◆ **About this exercise**
Only the number is wanted: how many lines below contain "front"?

◆ **Provided information**
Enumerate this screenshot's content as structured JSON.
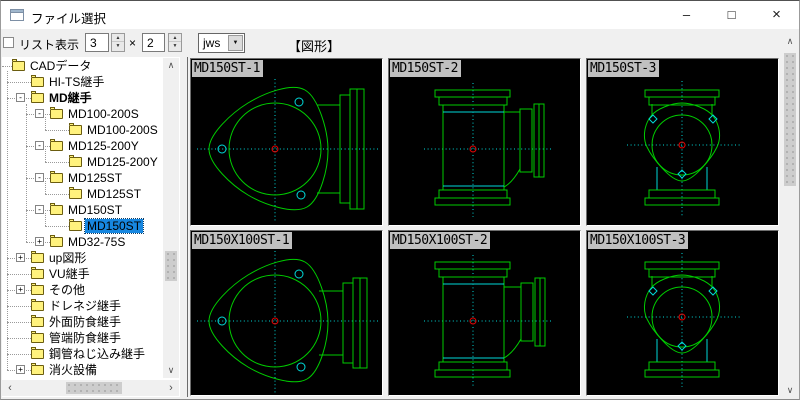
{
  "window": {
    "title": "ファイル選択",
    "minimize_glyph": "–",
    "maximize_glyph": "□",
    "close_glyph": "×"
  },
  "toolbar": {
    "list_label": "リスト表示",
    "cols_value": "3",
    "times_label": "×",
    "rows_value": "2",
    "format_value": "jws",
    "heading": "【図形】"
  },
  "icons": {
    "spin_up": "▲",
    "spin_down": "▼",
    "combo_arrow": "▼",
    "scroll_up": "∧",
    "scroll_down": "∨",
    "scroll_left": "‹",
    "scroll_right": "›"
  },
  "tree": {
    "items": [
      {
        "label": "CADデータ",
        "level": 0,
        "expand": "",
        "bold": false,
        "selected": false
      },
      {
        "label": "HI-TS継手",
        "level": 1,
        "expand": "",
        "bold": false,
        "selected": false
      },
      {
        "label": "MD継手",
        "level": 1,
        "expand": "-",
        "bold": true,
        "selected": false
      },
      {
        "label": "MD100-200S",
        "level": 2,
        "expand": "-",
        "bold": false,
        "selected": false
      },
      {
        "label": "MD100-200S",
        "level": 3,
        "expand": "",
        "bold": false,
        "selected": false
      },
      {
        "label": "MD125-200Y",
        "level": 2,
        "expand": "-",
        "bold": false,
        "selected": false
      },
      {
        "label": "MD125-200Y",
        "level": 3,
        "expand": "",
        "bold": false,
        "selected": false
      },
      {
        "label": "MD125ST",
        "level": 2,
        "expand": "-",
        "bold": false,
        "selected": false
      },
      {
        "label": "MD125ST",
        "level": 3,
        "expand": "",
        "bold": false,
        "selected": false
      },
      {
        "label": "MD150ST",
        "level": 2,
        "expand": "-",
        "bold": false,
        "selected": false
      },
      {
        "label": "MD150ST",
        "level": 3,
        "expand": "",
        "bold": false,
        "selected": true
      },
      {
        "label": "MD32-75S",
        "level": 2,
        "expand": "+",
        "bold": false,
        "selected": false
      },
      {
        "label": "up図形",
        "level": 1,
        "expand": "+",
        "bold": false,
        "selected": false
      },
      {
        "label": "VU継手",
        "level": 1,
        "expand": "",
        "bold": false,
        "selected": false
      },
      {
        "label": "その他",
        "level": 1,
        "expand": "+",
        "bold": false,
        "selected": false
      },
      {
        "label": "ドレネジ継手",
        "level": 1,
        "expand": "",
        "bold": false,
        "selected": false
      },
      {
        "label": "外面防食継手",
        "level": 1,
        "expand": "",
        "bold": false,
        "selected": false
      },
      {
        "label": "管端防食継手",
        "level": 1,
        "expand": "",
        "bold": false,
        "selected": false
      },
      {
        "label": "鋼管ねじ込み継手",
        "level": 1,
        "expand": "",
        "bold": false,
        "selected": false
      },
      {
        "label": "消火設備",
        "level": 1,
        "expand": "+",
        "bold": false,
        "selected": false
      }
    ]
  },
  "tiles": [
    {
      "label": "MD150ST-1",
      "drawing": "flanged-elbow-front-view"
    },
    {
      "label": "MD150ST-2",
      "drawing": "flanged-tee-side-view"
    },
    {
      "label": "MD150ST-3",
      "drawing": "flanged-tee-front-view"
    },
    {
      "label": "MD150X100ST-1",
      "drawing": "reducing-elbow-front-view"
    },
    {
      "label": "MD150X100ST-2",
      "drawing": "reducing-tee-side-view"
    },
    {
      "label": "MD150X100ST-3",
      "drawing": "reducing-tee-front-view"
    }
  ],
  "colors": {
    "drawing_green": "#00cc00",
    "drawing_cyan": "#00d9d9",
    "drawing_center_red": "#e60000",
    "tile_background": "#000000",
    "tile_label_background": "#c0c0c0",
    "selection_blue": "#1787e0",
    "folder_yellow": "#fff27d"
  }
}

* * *

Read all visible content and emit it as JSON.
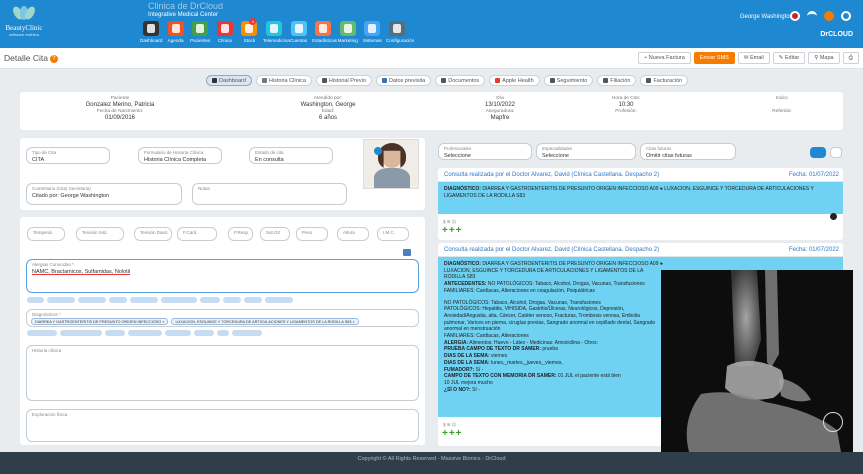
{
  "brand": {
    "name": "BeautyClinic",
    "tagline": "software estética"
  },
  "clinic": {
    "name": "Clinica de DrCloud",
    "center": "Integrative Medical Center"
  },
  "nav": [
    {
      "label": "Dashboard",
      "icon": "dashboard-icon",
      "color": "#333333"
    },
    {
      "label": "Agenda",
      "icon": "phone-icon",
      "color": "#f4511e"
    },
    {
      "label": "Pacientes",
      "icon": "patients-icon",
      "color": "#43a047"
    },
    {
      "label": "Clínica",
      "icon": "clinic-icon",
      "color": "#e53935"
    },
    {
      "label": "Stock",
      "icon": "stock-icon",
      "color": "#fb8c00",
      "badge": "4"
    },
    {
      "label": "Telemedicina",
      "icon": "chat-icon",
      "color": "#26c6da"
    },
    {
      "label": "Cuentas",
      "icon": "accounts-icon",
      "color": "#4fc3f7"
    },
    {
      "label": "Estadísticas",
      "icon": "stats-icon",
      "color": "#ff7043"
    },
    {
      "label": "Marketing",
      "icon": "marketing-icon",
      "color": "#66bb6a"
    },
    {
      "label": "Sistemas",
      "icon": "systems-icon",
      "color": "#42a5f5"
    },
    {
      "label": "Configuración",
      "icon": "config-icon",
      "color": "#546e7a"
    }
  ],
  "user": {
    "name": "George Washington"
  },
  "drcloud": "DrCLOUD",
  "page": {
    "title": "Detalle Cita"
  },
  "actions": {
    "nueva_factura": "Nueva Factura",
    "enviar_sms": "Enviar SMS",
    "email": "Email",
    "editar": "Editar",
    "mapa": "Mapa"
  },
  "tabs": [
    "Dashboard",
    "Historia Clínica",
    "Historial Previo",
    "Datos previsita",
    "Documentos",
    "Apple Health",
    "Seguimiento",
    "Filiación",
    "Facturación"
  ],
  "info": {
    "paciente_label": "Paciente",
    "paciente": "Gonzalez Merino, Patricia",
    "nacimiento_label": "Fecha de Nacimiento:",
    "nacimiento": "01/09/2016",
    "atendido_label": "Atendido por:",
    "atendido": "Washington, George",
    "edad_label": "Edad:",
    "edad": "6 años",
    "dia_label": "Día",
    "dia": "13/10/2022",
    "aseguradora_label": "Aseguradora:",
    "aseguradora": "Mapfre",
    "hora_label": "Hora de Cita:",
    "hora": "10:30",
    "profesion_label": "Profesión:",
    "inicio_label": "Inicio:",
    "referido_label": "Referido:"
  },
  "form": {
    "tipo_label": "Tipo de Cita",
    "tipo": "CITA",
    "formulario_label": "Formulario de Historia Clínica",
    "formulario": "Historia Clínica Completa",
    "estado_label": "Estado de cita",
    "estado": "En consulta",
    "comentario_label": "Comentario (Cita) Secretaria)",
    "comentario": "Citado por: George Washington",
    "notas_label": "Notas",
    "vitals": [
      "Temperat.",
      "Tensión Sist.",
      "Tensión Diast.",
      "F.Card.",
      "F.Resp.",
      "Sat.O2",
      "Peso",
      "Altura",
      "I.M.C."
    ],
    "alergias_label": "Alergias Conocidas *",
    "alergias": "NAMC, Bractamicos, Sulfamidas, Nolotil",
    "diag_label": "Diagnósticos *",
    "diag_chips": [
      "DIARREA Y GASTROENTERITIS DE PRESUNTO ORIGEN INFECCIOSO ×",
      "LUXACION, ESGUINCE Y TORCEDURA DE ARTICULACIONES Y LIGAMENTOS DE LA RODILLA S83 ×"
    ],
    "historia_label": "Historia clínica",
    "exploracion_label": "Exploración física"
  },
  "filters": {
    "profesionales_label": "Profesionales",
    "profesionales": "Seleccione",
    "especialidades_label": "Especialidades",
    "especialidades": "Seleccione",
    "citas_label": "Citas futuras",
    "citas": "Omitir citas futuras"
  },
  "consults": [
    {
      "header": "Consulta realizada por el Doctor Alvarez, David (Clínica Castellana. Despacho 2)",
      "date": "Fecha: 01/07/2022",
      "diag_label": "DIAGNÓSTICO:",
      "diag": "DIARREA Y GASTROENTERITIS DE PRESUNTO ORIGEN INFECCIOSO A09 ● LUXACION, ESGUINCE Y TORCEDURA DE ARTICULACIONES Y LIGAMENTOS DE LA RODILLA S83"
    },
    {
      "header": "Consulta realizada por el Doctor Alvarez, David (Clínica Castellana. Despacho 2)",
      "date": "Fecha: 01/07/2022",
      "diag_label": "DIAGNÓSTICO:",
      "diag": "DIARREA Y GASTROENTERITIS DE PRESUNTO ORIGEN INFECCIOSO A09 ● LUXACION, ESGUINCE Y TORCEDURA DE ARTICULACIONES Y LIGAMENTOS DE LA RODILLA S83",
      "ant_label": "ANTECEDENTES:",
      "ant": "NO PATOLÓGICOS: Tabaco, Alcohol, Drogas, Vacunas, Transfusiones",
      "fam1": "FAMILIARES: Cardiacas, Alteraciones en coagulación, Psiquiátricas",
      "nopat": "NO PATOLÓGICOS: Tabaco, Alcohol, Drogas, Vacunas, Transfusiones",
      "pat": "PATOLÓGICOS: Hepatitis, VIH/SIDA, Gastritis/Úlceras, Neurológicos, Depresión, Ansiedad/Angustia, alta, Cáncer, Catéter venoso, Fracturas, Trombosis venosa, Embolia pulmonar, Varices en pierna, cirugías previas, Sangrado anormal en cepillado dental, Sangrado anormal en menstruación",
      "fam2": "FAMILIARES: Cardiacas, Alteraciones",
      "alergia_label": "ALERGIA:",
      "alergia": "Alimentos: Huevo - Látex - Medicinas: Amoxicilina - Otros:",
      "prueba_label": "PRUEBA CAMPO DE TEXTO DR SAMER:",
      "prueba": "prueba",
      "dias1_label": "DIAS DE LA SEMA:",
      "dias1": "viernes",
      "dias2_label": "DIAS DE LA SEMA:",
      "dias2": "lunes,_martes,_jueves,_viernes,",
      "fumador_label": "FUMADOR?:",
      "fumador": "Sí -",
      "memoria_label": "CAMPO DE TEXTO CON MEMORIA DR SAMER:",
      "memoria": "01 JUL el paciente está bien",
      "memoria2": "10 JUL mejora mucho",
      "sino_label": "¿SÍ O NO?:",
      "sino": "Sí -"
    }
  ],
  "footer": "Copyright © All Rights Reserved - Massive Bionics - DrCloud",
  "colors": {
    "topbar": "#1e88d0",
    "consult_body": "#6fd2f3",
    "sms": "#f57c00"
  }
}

◆ **Response to this task**
4